Another piece of research suggests that the fonts Gill Sans and Souvenir Lt are the easiest to read on a PowerPoint and in fact help with material retention.

Gill Sans is the default Keynote font and is definitely pretty. On the other hand, you run the risk of overusing it and having people think you don't know enough about slides to choose your own font. I don't have an opinion on Souvenir Lt. But in general I would agree that sans-serif fonts are best for screen displays.

This term I'll be participating in the NYU's Open Education program, and they've asked me to use their branding, which is Gotham, Calibri, and Cambria Math. Those are all good for slides.

And while there is no research available to back up this claim, I can write from my own experience that performance in a class is enhanced when professors upload their PowerPoint slides before the day’s lesson. This provides students with an outline of the lecture and allows for easier note-taking.

However, it is too often that an instructor claims that they cannot provide the PowerPoint before class. Well, as a student, I am expected to have my work done before class starts. Can the same not be asked of our professors?

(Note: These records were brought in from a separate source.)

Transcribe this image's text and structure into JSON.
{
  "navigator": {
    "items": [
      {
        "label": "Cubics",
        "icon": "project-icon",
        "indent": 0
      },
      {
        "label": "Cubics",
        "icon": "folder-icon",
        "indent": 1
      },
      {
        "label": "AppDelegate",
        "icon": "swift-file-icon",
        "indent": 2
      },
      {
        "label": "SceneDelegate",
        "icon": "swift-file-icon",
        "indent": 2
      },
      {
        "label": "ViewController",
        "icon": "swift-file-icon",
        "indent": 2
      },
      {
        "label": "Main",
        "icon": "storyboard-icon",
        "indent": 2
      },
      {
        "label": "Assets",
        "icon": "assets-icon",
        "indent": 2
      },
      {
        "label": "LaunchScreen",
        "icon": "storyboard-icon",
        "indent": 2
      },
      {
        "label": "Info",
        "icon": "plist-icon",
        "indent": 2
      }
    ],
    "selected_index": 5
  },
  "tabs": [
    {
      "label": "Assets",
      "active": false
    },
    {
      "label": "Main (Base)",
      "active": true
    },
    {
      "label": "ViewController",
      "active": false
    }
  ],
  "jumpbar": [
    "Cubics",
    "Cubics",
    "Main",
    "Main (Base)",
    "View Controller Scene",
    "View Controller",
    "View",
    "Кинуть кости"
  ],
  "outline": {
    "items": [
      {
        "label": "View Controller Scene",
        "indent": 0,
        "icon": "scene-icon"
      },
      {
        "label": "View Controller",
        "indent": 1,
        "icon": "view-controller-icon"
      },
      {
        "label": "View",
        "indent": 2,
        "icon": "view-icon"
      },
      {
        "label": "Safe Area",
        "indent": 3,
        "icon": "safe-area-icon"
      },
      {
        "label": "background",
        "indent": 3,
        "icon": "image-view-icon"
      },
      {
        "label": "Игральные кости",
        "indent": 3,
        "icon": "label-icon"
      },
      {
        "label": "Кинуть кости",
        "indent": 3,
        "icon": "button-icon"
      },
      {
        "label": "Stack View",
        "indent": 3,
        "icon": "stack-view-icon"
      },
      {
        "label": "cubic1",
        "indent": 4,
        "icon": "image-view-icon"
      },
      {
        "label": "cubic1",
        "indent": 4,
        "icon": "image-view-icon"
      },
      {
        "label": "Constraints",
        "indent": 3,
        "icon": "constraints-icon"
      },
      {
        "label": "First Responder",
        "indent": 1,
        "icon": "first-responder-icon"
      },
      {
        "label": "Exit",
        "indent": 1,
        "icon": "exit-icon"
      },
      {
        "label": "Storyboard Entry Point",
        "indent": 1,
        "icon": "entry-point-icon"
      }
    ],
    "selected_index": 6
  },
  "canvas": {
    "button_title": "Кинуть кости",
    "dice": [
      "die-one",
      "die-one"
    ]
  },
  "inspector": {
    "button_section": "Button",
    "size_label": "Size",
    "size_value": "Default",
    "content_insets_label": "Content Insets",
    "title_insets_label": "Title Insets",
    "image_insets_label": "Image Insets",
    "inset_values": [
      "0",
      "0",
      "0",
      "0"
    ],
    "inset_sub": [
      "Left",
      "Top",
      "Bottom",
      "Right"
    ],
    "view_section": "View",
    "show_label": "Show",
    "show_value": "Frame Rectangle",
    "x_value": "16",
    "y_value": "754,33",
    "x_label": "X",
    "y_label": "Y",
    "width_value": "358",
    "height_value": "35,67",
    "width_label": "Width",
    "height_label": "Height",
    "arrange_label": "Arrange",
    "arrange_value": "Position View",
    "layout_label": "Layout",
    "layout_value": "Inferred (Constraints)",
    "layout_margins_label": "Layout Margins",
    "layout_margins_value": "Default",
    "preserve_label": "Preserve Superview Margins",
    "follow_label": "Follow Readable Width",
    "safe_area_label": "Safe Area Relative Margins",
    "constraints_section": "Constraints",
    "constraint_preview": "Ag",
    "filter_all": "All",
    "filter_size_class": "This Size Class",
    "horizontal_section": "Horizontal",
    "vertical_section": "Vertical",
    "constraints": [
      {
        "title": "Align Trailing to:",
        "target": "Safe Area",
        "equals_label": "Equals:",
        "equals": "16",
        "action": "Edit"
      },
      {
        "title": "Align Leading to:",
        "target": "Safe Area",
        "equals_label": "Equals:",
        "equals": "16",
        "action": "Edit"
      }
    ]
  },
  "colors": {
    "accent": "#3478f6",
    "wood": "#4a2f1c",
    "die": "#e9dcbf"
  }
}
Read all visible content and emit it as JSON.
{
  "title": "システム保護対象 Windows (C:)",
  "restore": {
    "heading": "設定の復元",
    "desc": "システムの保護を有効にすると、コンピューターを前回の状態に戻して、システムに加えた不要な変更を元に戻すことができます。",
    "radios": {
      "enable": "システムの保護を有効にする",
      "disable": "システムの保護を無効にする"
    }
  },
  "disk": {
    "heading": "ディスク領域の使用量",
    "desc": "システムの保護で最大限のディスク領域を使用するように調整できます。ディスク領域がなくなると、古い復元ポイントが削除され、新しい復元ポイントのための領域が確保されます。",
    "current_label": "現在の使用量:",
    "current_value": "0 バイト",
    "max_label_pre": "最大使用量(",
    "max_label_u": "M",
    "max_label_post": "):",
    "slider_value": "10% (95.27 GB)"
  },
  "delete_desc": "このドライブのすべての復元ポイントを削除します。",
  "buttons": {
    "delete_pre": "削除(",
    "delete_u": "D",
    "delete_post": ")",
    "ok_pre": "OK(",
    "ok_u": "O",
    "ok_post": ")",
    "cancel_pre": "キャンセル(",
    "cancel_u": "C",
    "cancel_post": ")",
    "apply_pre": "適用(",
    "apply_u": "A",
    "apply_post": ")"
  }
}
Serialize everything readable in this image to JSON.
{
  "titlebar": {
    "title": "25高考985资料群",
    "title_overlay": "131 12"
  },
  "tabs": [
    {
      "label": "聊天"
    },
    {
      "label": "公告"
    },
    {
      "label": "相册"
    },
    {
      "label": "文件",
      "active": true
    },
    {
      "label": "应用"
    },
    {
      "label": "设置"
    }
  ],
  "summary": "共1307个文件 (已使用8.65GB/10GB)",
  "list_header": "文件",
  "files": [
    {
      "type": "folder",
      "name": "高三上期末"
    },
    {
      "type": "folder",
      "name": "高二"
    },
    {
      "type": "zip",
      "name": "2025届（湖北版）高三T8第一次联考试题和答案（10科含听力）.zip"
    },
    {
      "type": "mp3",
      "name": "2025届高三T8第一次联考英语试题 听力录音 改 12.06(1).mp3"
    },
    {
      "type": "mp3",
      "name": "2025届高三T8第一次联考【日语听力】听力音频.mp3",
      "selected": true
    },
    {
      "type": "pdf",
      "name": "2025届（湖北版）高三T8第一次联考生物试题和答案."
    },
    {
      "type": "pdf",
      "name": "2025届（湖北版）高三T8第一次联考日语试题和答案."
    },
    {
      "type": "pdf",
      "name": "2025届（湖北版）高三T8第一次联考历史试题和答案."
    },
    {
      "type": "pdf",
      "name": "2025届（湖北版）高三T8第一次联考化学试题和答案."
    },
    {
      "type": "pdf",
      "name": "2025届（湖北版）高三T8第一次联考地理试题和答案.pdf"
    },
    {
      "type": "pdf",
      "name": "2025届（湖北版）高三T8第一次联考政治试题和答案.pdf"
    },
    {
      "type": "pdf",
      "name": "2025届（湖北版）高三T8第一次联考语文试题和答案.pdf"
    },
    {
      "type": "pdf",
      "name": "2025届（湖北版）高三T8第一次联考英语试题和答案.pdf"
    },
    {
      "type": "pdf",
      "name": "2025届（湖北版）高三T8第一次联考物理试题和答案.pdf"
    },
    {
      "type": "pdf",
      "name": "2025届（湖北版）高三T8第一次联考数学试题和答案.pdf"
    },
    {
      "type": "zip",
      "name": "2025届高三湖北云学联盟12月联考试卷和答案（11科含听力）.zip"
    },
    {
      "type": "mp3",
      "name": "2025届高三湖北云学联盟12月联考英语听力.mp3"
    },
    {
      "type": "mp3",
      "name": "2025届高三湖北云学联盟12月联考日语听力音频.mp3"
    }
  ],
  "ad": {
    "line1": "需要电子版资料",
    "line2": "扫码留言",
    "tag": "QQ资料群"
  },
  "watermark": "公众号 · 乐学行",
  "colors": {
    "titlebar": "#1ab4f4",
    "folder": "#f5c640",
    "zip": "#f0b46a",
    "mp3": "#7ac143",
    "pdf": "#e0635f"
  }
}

Guilty, sometimes. I can see the merit in the students' request. For several reasons I can't always do it.

Slides may not actually be ready until the beginning of class. The student is correct that she's expected to have her work done before class starts, and I comply with the same expectation. Does she have her work done the day before class? To me, there's nothing like the fierce urgency of now to stimulate good lesson planning. Which might be another way of saying I'm a procrastinator, which makes it a good thing that I can improve existing slides from year to year of a course.

Also, while I want to help students with retaining the course material, I'm not willing to enable students who want to substitute flipping through the slides for actually participating in class. And I don't want to reinforce the opinion that all I do in class is read through recycled slides.

Finally, I have jokes on my slides and I don't want to give them away before class!

But now that I have a good base of Calculus I material to build slides on, I've been able to work this way: Before class I prepare a handout version of the slides that's on letter size paper, three slides to a page, with note lines on the side. For instance, this recent slideshow on integration by substitution:

On the handout I blank out material that I don't want to give out until class. For instance, if I'm teaching a new concept and giving examples, the first example will have its solution on the handout, but the next ones will not. Before class students can try those examples, and during class they can fill in the correct answers. Having it formatted for paper encourages students to print it out and writing on it rather than flip through it on their laptops (and all the distractions they invite) during class.

To my advantage, if I don't have the solution typed up yet, I can put it off finishing that part until the day of class. So the handout is a framework for class but not the entire class. I can also eliminate my jokes from the handout version.

(This is another advantage of beamer over PowerPoint/Keynote: I can do this kind of thing programmatically. I have one master file which produces the handout version and the in-class version, and which allows me to mark stuff that goes in one but not the other).

After class I take the in-class version of the slides, and based on questions, decide if there's material I want to add. Then I upload the in-class version.

This workflow allows students who want to bring a version of the slides to class to aid their notetaking without eliminating the role of the lecturer in presenting the material. Students who want to skip class can still download the slides after class, but the only way to prevent that would be to not upload anything, and that doesn't seem fair to those who want to use the slides wisely. And it does require a bit of forethought and programming. But I'm pretty happy with what it has evolved to.

Technology is dragging the institution of learning into the future whether it wants to go or not. So isn’t it about time [professors] treat PowerPoint as a tool instead of a toy? I certainly think so.